US Navy SEAL, who shot al Qaeda chief Osama bin Laden, goes public
A decorated ex-Navy SEAL Robert O'Neill has been unmasked as the man who pumped three shots to the head of elusive al Qaeda chief Osama bin Laden during a top-secret 2011 raid on his hideout in Pakistan.world Updated: Nov 07, 2014 09:25 IST
A decorated ex-Navy SEAL Robert O'Neill has been unmasked as the man who pumped three shots to the head of elusive al Qaeda chief Osama bin Laden during a top-secret 2011 raid on his hideout in Pakistan.
(A picture of former US Navy SEAL Robert O'Neill, who pumped three shots into al Qaeda chief Osama bin Laden. (Twitter Photo))
O'Neill, 38, is the SEAL Team Six member who fired the three shots to the head of the al Qaeda leader during the raid, according to SOFREP, a website dedicated to military news.
He grew up in Montana mining town and is now facing possible legal action for giving out the tightly held secret.
He is expected to reveal himself during a two-part Fox News TV special next week.
O'Neill was one of 23 SEALS who flew into the Pakistani garrison city of Abbottabad on the night of May 2, but the last to see bin Laden alive.
It had previously been unclear precisely how the terrorist leader was killed and how many servicemen had been involved in his death.
O'Neill, who is married with children, was last year interviewed by Esquire magazine, which did not publish his name. He told how he joined the army at the age of 19 as a reaction to his then-girlfriend leaving him.

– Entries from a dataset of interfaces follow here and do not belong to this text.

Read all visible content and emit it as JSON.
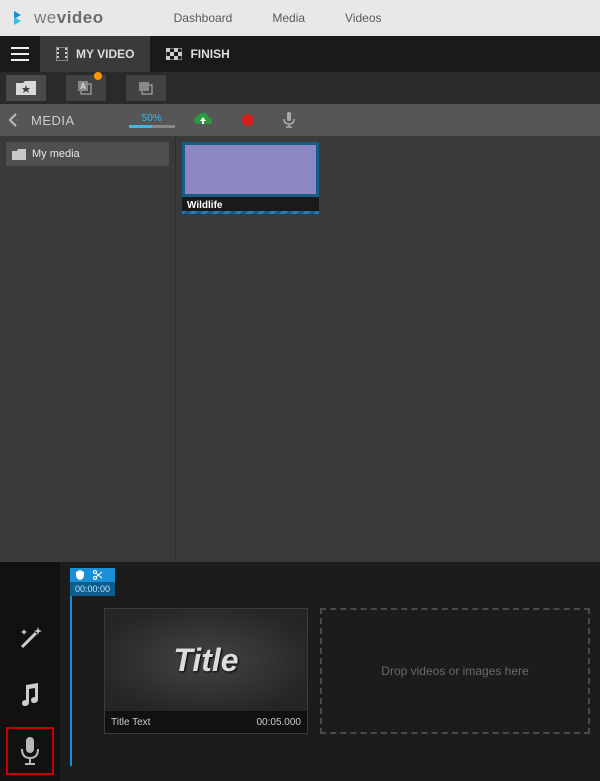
{
  "app": {
    "name": "WeVideo"
  },
  "nav": {
    "dashboard": "Dashboard",
    "media": "Media",
    "videos": "Videos"
  },
  "tabs": {
    "myvideo": "MY VIDEO",
    "finish": "FINISH"
  },
  "mediabar": {
    "label": "MEDIA",
    "progress_percent": "50%",
    "progress_value": 50
  },
  "sidebar": {
    "folder": "My media"
  },
  "clips": [
    {
      "name": "Wildlife"
    }
  ],
  "timeline": {
    "playhead_time": "00:00:00",
    "title_clip": {
      "preview_text": "Title",
      "label": "Title Text",
      "duration": "00:05.000"
    },
    "drop_hint": "Drop videos or images here"
  }
}
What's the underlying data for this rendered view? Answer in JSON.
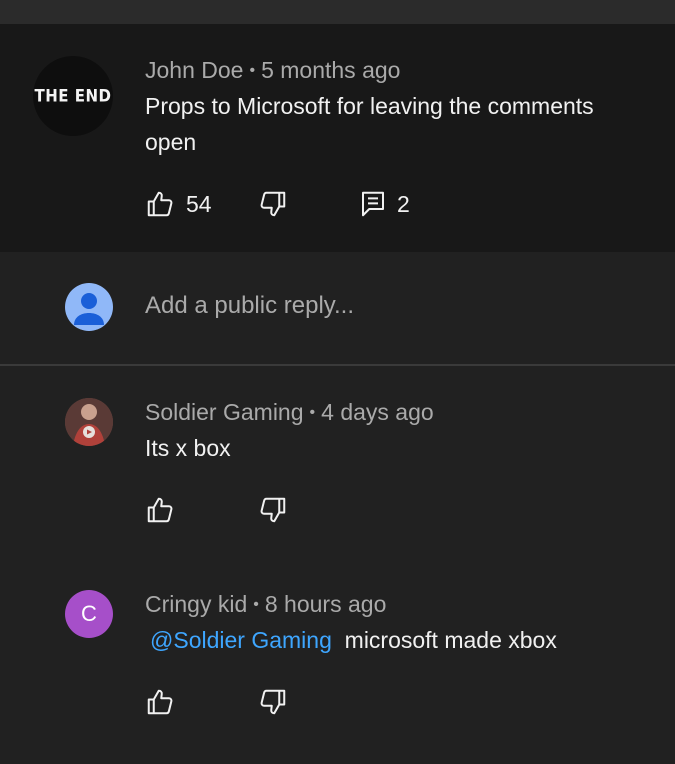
{
  "main_comment": {
    "avatar_text": "THE END",
    "author": "John Doe",
    "time": "5 months ago",
    "text_line1": "Props to Microsoft for leaving the comments",
    "text_line2": "open",
    "likes": "54",
    "reply_count": "2"
  },
  "reply_input": {
    "placeholder": "Add a public reply..."
  },
  "replies": [
    {
      "author": "Soldier Gaming",
      "time": "4 days ago",
      "text": "Its x box"
    },
    {
      "avatar_letter": "C",
      "author": "Cringy kid",
      "time": "8 hours ago",
      "mention": "@Soldier Gaming",
      "text": "microsoft made xbox"
    }
  ],
  "colors": {
    "background": "#212121",
    "highlight": "#181818",
    "mention": "#3ea6ff",
    "avatar_c": "#a64fc9"
  }
}
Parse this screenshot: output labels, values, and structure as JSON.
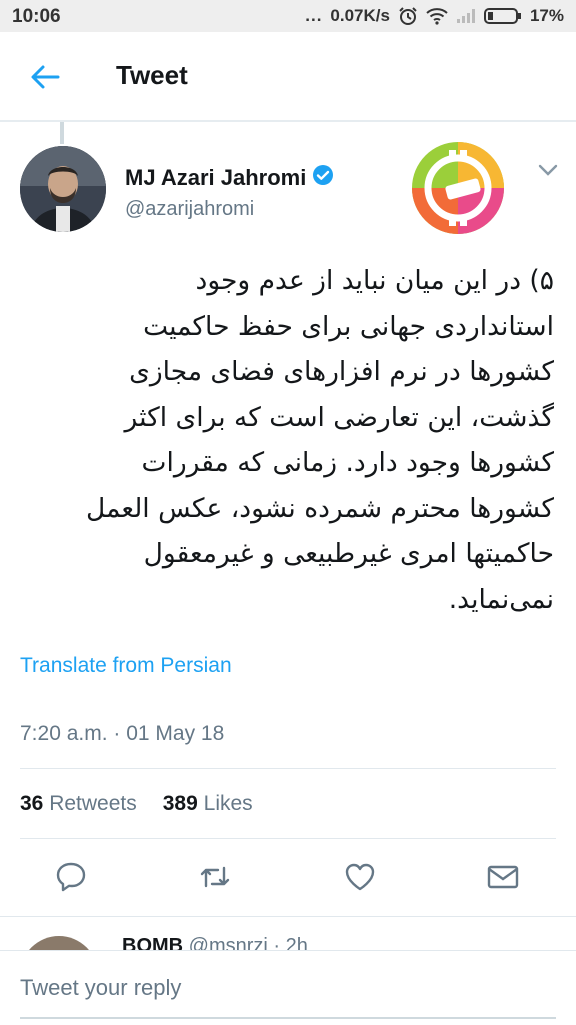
{
  "status_bar": {
    "time": "10:06",
    "dots": "...",
    "network_speed": "0.07K/s",
    "battery": "17%"
  },
  "header": {
    "title": "Tweet"
  },
  "tweet": {
    "author_name": "MJ Azari Jahromi",
    "handle": "@azarijahromi",
    "text": "۵) در این میان نباید از عدم وجود\nاستانداردی جهانی برای حفظ حاکمیت\nکشورها در نرم افزارهای فضای مجازی\nگذشت، این تعارضی است که برای اکثر\nکشورها وجود دارد. زمانی که  مقررات\nکشورها محترم شمرده نشود، عکس العمل\nحاکمیتها امری غیرطبیعی و غیرمعقول\nنمی‌نماید.",
    "translate_label": "Translate from Persian",
    "timestamp": "7:20 a.m. · 01 May 18",
    "retweets_count": "36",
    "retweets_label": "Retweets",
    "likes_count": "389",
    "likes_label": "Likes"
  },
  "next_reply": {
    "name": "BOMB",
    "meta": "@msnrzi · 2h"
  },
  "reply_bar": {
    "placeholder": "Tweet your reply"
  },
  "colors": {
    "accent": "#1da1f2",
    "muted": "#657786",
    "verified": "#1da1f2"
  }
}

His exploits have already been portrayed on the big screen in the action flicks "Zero Dark Thirty", "Captain Phillips" and "Lone Survivor."
O'Neill served more than a dozen tours of duty in active combat, including Iraq and Afghanistan, undertaking 400 separate combat missions.
For his service he has been decorated 52 times, up to the level of senior chief petty officer before he left. He was awarded two Silver Stars -- the military's third highest honour -- as well as four Bronze Stars.
It has been reported that his decision to speak out was prompted by losing some of his military benefits by quitting the SEALs after 16 years rather than completing a full 20 years of service.
Earlier, the elite US Navy SEALs were warned against betraying their promise to maintain secrecy and not speak to the media to gain "public notoriety and financial gain".
The October 31 letter from Admiral Brian Losey specifies that the warning holds even after a mission is over, and it scolds those seeking public credit.
The admonition was seemingly directed both at Matt Bissonnette -- who revealed his role in the 2011 bin Laden mission with "60 Minutes" -- and at O'Neill at the centre of the upcoming Fox News documentary.